Task requirements: From the first line to the last, please print the entries exactly, omitting pictures.

Collected data entries:
[Start of section]

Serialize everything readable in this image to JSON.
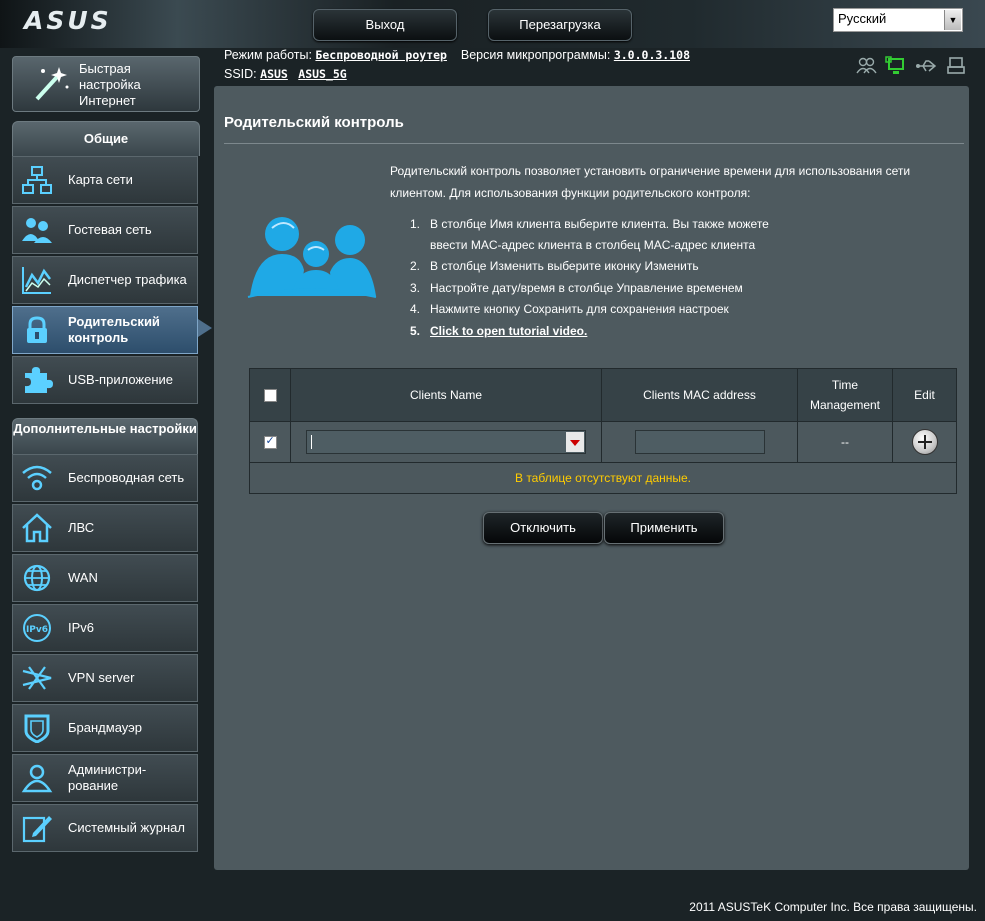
{
  "header": {
    "logo": "ASUS",
    "logout_label": "Выход",
    "reboot_label": "Перезагрузка",
    "language": "Русский"
  },
  "info": {
    "mode_label": "Режим работы:",
    "mode_value": "Беспроводной роутер",
    "firmware_label": "Версия микропрограммы:",
    "firmware_value": "3.0.0.3.108",
    "ssid_label": "SSID:",
    "ssid_1": "ASUS",
    "ssid_2": "ASUS_5G"
  },
  "status_icons": [
    "clients-icon",
    "network-icon",
    "usb-icon",
    "printer-icon"
  ],
  "sidebar": {
    "quick_setup": "Быстрая настройка Интернет",
    "general_header": "Общие",
    "general_items": [
      {
        "label": "Карта сети",
        "icon": "network-map-icon"
      },
      {
        "label": "Гостевая сеть",
        "icon": "guest-network-icon"
      },
      {
        "label": "Диспетчер трафика",
        "icon": "traffic-manager-icon"
      },
      {
        "label": "Родительский контроль",
        "icon": "lock-icon",
        "active": true
      },
      {
        "label": "USB-приложение",
        "icon": "puzzle-icon"
      }
    ],
    "advanced_header": "Дополнительные настройки",
    "advanced_items": [
      {
        "label": "Беспроводная сеть",
        "icon": "wifi-icon"
      },
      {
        "label": "ЛВС",
        "icon": "home-icon"
      },
      {
        "label": "WAN",
        "icon": "globe-icon"
      },
      {
        "label": "IPv6",
        "icon": "ipv6-icon"
      },
      {
        "label": "VPN server",
        "icon": "vpn-icon"
      },
      {
        "label": "Брандмауэр",
        "icon": "shield-icon"
      },
      {
        "label": "Администри-рование",
        "icon": "admin-user-icon"
      },
      {
        "label": "Системный журнал",
        "icon": "log-edit-icon"
      }
    ]
  },
  "main": {
    "title": "Родительский контроль",
    "description": "Родительский контроль позволяет установить ограничение времени для использования сети клиентом. Для использования функции родительского контроля:",
    "steps": [
      {
        "n": "1.",
        "text": "В столбце Имя клиента выберите клиента. Вы также можете ввести MAC-адрес клиента в столбец MAC-адрес клиента"
      },
      {
        "n": "2.",
        "text": "В столбце Изменить выберите иконку Изменить"
      },
      {
        "n": "3.",
        "text": "Настройте дату/время в столбце Управление временем"
      },
      {
        "n": "4.",
        "text": "Нажмите кнопку Сохранить для сохранения настроек"
      }
    ],
    "tutorial": {
      "n": "5.",
      "text": "Click to open tutorial video."
    },
    "table": {
      "headers": [
        "Clients Name",
        "Clients MAC address",
        "Time Management",
        "Edit"
      ],
      "row_time_value": "--",
      "empty_message": "В таблице отсутствуют данные."
    },
    "disable_label": "Отключить",
    "apply_label": "Применить"
  },
  "footer": "2011 ASUSTeK Computer Inc. Все права защищены."
}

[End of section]

Task result:
Serialize everything readable in this image to JSON.
{
  "header": {
    "logo": "ASUS",
    "logout_label": "Выход",
    "reboot_label": "Перезагрузка",
    "language": "Русский"
  },
  "info": {
    "mode_label": "Режим работы:",
    "mode_value": "Беспроводной роутер",
    "firmware_label": "Версия микропрограммы:",
    "firmware_value": "3.0.0.3.108",
    "ssid_label": "SSID:",
    "ssid_1": "ASUS",
    "ssid_2": "ASUS_5G"
  },
  "status_icons": [
    "clients-icon",
    "network-icon",
    "usb-icon",
    "printer-icon"
  ],
  "sidebar": {
    "quick_setup": "Быстрая настройка Интернет",
    "general_header": "Общие",
    "general_items": [
      {
        "label": "Карта сети",
        "icon": "network-map-icon"
      },
      {
        "label": "Гостевая сеть",
        "icon": "guest-network-icon"
      },
      {
        "label": "Диспетчер трафика",
        "icon": "traffic-manager-icon"
      },
      {
        "label": "Родительский контроль",
        "icon": "lock-icon",
        "active": true
      },
      {
        "label": "USB-приложение",
        "icon": "puzzle-icon"
      }
    ],
    "advanced_header": "Дополнительные настройки",
    "advanced_items": [
      {
        "label": "Беспроводная сеть",
        "icon": "wifi-icon"
      },
      {
        "label": "ЛВС",
        "icon": "home-icon"
      },
      {
        "label": "WAN",
        "icon": "globe-icon"
      },
      {
        "label": "IPv6",
        "icon": "ipv6-icon"
      },
      {
        "label": "VPN server",
        "icon": "vpn-icon"
      },
      {
        "label": "Брандмауэр",
        "icon": "shield-icon"
      },
      {
        "label": "Администри-рование",
        "icon": "admin-user-icon"
      },
      {
        "label": "Системный журнал",
        "icon": "log-edit-icon"
      }
    ]
  },
  "main": {
    "title": "Родительский контроль",
    "description": "Родительский контроль позволяет установить ограничение времени для использования сети клиентом. Для использования функции родительского контроля:",
    "steps": [
      {
        "n": "1.",
        "text": "В столбце Имя клиента выберите клиента. Вы также можете ввести MAC-адрес клиента в столбец MAC-адрес клиента"
      },
      {
        "n": "2.",
        "text": "В столбце Изменить выберите иконку Изменить"
      },
      {
        "n": "3.",
        "text": "Настройте дату/время в столбце Управление временем"
      },
      {
        "n": "4.",
        "text": "Нажмите кнопку Сохранить для сохранения настроек"
      }
    ],
    "tutorial": {
      "n": "5.",
      "text": "Click to open tutorial video."
    },
    "table": {
      "headers": [
        "Clients Name",
        "Clients MAC address",
        "Time Management",
        "Edit"
      ],
      "row_time_value": "--",
      "empty_message": "В таблице отсутствуют данные."
    },
    "disable_label": "Отключить",
    "apply_label": "Применить"
  },
  "footer": "2011 ASUSTeK Computer Inc. Все права защищены."
}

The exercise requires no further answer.